Without Pink Ball Caps, There’d Be No Lady Sports Fans

Osi Umenyiora probably believes that.

Happy Mother’s Day” tweeted Giants defensive end Osi Umenyiora to Eagles halfback LeSean McCoy. The dis, of course, being that McCoy, who once called Umenyiora “overrated n soft,” is, gasp, a woman. Burn?

I wonder what Mrs. Umenyiora, the woman who lugged Osi’s big stupid head around in her womb for nine months—and then ostensibly ejected it via her privates—thinks of her son’s implication that being a woman is synonymous with not being tough. (And lest you think that’s not what he was saying, Umenyiora has called McCoy “Lady Gaga,” and referred to him as she ever since the “overrated n soft” tweet, which was only possibly offensive to the Giants and the Stay Puft Marshmallow Man.) As an ESPN commenter noted, “So I took from all this……..Osi hates women?!?” (Though otherwise, the article’s comments section is the cesspool of misogyny you’d expect.)

In the season of the War on Caterpillars Women, using “woman” as a blatant pejorative, at least to this proudly-raised-by-an-incredibly-tough-woman columnist, is simple asshattery. While homophobic slurs still persist in sports, they’ve at least been confronted, used as a teaching moment and identified as unacceptable in evolved society. Not so with gender slurs, even in a day and age where women are more accomplished in athletic endeavors than they’ve ever been (and when men are more in touch with their feminine side).

Here are just four ways sports dis females without so much as batting an eye:

1. The woman/girl/skirt dis. This is a classic, and it’s exactly what dear old Osi is guilty of. But it’s so prevalent in sports, it deserves further examination. While the basic version of this put-down is simply calling the object of scorn a female, there are variations like “little girl” (which is a blatant disrespect to one of the most fearless athletes of our time), “lose the skirt” (which displays ignorance to one of the toughest baseball leagues ever—oh, and caber tossing), and this bit of douchebaggery aimed at Cole Hamels, the audacious suggestion that because an athlete happens to be well-coiffed, he  must lack some degree of fortitude. Let us all remember that holy grail of toughness metaphors, that “balls,” are exactly where you should whack a dude if you want to raise his voice two octaves.
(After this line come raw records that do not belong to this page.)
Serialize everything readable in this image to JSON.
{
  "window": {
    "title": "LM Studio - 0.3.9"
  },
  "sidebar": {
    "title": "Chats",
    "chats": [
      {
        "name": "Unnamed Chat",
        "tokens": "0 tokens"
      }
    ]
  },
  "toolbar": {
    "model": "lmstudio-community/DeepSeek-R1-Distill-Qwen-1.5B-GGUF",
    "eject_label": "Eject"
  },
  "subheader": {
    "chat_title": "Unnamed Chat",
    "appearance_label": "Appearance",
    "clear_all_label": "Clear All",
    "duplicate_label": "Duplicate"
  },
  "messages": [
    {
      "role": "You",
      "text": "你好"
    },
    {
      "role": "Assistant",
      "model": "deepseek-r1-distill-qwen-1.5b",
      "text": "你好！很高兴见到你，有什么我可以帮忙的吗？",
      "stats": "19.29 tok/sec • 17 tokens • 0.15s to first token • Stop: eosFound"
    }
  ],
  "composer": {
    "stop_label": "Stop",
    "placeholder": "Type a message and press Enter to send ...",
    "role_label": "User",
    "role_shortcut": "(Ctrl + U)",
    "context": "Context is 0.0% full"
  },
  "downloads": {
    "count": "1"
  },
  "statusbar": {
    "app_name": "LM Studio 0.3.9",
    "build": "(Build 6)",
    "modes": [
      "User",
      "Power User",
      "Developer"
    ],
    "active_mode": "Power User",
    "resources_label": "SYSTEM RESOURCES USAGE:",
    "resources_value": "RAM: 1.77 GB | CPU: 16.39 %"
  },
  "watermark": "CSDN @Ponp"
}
2. The pinkification of logo-wear: I don’t know how to say this other than like this: Pink sports hats/jerseys/thong panties for teams that do not have pink as a primary color are stupid. I can appreciate that it’s good and smart to have fan gear in women’s cuts, sizes and styles, but the pink barrage is just patronizing (as is the idea that you must attract women to sports through clothing). It’s as if to say women are more concerned about color-coordination than team colors, about fashion than the comradery that is part and parcel of sports fandom, or, put another way, they’re not really fans. Please. Pink is an Easter color. (Though I’ll let the pink Mother’s Day/breast cancer awareness bats slide).

3. Kiss Cam discrimination. For the record, I’m not arguing against the stadium favorite (despite my preference for Bongo Cam) wherein a cameraperson zooms in on a couple, puts the pair on the JumboTron and the crowd peer-pressures them into kissing. What I do find strange is the selection of kiss-cam couples. The formula tends to work like this: Four or five straight couples end up on the screen (though the camera operators try to find one or two who are obviously not romantically involved and watch them squirm), and then two dudes (who are usually not gay, which usually draws some uncomfortably sneering encouragement from the crowd). Forgetting for a minute the implications of that, consider that the kiss cam never lands on two women, as if to say though the concept of two guys maybe kissing and maybe being gay is okay to ponder, we won’t even touch on the concept of lesbians (which, okay, might be a bit too much for your average Phillies/Iggles fan to handle maturely).

4. “Ladies’” and “Girls’” leagues. Kudos to the WNBA, the CWHL and all other women’s sports leagues that choose not to daintify or infantilize their players by using terms like “ladies,” “girls” or “lingere” in their names. And to perhaps the most progressive of sports organizations, gasp, NASCAR and other racing circuits that don’t shrink away from women and men competing against each other.

On the other hand, maybe I’ve got this all wrong. I am a dude after all. Are there other ways sports disrespect and talk down to women? Let me hear about it.